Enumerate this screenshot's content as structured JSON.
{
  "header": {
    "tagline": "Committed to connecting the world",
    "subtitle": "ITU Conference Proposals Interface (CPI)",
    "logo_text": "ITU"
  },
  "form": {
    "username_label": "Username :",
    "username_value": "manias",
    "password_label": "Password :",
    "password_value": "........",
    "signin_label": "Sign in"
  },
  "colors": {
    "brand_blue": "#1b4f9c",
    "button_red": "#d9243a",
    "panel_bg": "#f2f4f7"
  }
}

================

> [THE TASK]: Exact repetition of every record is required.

> [WRITTEN ANSWER]:
Enumerate this screenshot's content as structured JSON.
{
  "header": {
    "tagline": "Committed to connecting the world",
    "subtitle": "ITU Conference Proposals Interface (CPI)",
    "logo_text": "ITU"
  },
  "form": {
    "username_label": "Username :",
    "username_value": "manias",
    "password_label": "Password :",
    "password_value": "........",
    "signin_label": "Sign in"
  },
  "colors": {
    "brand_blue": "#1b4f9c",
    "button_red": "#d9243a",
    "panel_bg": "#f2f4f7"
  }
}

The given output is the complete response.